A small purplish spot on a body surface, such as the skin or a mucous membrane
, caused by a minute hemorrhage
of underlying capillaries and is often seen in typhus
In typhus the characteristic red rash can become petechial/hemorraghic and necrotic. The necrosis (dead tissue) can be the source of gangrene, which if not controlled will lead to the death of the infected person.
Other uses of the term
In the field of criminology and forensics, the term petechia is also encountered. It usually denotes minute hemorrages caused by strangulation or bindings. The term is used to describe the intradermal bleeding caused by the aforementioned violence.
Caution is the best policy
The presence of petechial spots on adult persons can be a telltale sign of a long list of ailments. The person who exhibits these spots should seek medical attention to identify the causative agent. The list of possible causes can vary from leukemia to ebola, therefore caution dictates seeking appropriate medical care.
A matter of degree
Petechia are different than bruises in that they are usually smaller while bruises are generally larger. The usual causes of bruising are injuries such as being struck, falls, and other common accidents.

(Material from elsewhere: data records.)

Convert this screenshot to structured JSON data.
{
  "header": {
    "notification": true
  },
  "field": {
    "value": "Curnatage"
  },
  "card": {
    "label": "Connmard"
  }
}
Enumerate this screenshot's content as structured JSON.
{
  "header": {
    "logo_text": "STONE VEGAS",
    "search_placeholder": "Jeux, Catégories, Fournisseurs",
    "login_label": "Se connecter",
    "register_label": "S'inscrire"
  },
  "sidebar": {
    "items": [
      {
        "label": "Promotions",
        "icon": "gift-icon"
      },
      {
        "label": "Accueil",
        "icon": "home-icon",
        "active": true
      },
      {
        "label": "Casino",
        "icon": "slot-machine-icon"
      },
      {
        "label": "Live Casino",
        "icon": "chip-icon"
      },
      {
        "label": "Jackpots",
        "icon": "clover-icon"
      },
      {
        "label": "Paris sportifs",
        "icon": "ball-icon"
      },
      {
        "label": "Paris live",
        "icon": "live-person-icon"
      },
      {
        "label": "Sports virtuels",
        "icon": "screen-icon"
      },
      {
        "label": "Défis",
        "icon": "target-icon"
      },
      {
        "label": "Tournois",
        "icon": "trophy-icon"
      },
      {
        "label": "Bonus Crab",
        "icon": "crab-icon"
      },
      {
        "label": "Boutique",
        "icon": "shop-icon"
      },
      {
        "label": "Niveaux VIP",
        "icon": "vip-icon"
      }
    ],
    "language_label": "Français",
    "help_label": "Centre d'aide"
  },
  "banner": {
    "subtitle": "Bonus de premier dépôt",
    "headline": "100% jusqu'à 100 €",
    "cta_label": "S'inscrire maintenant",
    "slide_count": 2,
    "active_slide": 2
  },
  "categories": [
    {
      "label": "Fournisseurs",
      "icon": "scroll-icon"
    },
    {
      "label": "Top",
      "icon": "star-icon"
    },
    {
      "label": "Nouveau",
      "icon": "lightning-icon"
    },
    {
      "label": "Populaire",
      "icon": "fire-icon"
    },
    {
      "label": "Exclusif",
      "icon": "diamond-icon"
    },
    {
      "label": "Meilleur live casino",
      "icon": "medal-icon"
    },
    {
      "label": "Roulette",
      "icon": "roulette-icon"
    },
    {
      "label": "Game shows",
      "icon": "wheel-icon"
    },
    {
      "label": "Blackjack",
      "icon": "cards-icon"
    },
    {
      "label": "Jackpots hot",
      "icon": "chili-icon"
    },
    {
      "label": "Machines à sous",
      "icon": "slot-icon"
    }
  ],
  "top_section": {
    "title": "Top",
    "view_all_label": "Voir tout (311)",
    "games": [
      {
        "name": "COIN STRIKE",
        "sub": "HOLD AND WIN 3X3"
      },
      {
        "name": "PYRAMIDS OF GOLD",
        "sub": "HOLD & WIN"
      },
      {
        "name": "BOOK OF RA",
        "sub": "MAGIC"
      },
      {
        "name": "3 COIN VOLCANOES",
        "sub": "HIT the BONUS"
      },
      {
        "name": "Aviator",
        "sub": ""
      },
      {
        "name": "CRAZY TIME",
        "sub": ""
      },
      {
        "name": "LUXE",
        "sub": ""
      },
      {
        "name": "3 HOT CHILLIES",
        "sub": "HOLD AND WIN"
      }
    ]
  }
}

There are other causes for bruising such as a plethora of diseases, so the cautions given above certainly apply.